● EXTRACTED MATERIAL
- Opening Delimiter -
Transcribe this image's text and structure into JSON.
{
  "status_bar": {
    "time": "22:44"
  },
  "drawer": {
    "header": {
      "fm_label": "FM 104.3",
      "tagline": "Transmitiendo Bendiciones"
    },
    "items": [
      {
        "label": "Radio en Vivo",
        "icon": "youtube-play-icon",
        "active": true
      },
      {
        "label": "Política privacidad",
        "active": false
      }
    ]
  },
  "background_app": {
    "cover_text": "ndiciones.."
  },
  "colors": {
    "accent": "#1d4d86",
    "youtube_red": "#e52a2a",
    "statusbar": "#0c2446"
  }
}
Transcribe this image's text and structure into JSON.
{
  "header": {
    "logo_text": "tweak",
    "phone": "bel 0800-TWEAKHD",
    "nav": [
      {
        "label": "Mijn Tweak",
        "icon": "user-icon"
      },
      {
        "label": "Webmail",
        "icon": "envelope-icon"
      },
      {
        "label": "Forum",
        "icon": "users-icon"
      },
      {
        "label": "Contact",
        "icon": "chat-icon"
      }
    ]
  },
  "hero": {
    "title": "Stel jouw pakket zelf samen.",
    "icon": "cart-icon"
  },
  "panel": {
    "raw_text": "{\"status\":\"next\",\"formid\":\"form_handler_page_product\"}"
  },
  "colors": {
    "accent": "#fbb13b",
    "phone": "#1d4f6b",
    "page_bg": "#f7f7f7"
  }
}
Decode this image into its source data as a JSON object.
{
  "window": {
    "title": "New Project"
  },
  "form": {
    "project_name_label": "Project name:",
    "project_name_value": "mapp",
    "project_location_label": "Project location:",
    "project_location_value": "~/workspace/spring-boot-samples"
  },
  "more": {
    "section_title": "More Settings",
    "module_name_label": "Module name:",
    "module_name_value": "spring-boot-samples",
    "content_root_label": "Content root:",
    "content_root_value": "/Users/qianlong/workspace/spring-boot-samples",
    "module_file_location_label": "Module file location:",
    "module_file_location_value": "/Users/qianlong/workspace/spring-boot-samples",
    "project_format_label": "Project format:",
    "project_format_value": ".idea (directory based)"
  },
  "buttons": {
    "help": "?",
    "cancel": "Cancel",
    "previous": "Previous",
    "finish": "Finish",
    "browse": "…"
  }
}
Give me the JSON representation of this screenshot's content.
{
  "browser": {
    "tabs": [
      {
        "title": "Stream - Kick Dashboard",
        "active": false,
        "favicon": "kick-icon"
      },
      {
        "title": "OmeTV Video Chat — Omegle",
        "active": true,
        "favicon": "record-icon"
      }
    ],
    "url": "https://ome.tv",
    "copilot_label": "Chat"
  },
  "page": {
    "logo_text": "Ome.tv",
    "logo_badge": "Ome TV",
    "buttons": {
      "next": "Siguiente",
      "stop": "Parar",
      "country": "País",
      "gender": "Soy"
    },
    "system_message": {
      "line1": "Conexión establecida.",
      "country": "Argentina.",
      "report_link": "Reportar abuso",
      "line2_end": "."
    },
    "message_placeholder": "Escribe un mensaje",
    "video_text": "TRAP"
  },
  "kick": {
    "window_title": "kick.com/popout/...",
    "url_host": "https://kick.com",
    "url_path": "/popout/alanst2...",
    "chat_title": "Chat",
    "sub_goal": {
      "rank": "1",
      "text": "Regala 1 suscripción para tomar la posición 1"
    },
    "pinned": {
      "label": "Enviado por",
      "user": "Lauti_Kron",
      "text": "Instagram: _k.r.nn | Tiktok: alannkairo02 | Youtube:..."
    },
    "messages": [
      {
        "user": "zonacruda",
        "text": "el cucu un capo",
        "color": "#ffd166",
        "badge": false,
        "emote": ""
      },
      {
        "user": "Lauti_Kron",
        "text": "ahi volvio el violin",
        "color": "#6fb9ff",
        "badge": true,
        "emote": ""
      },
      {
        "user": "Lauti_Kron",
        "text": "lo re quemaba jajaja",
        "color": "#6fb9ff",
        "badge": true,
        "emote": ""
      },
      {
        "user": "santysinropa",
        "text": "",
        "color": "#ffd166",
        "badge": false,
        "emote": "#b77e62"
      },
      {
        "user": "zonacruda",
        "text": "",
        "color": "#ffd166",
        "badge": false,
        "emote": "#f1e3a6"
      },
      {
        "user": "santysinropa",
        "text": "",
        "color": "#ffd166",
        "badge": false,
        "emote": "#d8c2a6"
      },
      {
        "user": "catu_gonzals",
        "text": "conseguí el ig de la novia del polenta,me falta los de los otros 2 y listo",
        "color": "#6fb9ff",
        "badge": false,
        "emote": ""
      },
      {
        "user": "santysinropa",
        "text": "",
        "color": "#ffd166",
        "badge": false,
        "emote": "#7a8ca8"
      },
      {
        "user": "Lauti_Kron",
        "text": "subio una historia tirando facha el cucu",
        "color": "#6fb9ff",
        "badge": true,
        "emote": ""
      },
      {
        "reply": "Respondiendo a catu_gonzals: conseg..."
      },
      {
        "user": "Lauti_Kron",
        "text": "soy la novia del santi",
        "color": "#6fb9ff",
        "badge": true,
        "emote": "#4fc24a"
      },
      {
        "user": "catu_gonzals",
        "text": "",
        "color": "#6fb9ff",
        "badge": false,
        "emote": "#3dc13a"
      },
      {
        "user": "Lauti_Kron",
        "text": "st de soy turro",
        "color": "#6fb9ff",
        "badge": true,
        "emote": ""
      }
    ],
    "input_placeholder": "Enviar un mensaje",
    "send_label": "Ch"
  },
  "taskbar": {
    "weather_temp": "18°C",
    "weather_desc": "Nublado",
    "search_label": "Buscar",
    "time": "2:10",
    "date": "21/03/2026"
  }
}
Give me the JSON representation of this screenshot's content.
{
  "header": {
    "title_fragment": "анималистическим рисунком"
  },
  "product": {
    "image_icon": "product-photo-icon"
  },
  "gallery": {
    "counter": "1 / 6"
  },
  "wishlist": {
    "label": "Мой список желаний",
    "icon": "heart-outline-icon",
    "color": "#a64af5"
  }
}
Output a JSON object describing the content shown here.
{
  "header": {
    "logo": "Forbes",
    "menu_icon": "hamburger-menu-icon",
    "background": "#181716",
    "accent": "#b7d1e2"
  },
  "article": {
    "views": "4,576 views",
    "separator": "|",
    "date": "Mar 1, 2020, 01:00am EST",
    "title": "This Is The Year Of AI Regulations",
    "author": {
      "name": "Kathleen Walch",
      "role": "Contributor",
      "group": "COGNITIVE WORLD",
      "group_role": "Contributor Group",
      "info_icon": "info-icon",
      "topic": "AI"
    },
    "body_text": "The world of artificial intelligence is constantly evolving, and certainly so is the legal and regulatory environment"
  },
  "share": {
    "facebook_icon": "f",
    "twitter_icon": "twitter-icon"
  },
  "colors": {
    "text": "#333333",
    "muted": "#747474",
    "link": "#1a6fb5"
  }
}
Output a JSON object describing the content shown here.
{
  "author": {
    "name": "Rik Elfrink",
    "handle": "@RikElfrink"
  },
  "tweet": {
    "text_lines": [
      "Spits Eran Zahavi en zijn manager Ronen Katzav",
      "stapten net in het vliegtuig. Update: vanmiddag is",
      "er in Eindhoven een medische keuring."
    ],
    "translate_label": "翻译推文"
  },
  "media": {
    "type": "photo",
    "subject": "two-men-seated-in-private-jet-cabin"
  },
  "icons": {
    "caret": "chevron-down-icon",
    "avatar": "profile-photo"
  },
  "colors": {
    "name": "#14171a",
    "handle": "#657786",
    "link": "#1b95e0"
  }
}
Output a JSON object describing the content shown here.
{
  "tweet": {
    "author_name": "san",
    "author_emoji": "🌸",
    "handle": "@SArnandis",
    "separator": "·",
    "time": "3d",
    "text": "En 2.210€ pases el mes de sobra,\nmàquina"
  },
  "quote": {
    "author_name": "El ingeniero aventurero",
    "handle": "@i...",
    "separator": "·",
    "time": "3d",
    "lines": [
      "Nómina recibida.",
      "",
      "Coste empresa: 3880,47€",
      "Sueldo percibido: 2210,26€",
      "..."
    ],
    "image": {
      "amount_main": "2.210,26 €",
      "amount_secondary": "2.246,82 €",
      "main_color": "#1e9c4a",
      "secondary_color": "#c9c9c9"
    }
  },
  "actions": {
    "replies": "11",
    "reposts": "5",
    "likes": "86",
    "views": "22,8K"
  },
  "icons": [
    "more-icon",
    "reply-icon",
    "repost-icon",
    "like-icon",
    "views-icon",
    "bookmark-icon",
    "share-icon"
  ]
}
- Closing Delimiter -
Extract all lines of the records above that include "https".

    "url": "https://ome.tv",
    "url_host": "https://kick.com",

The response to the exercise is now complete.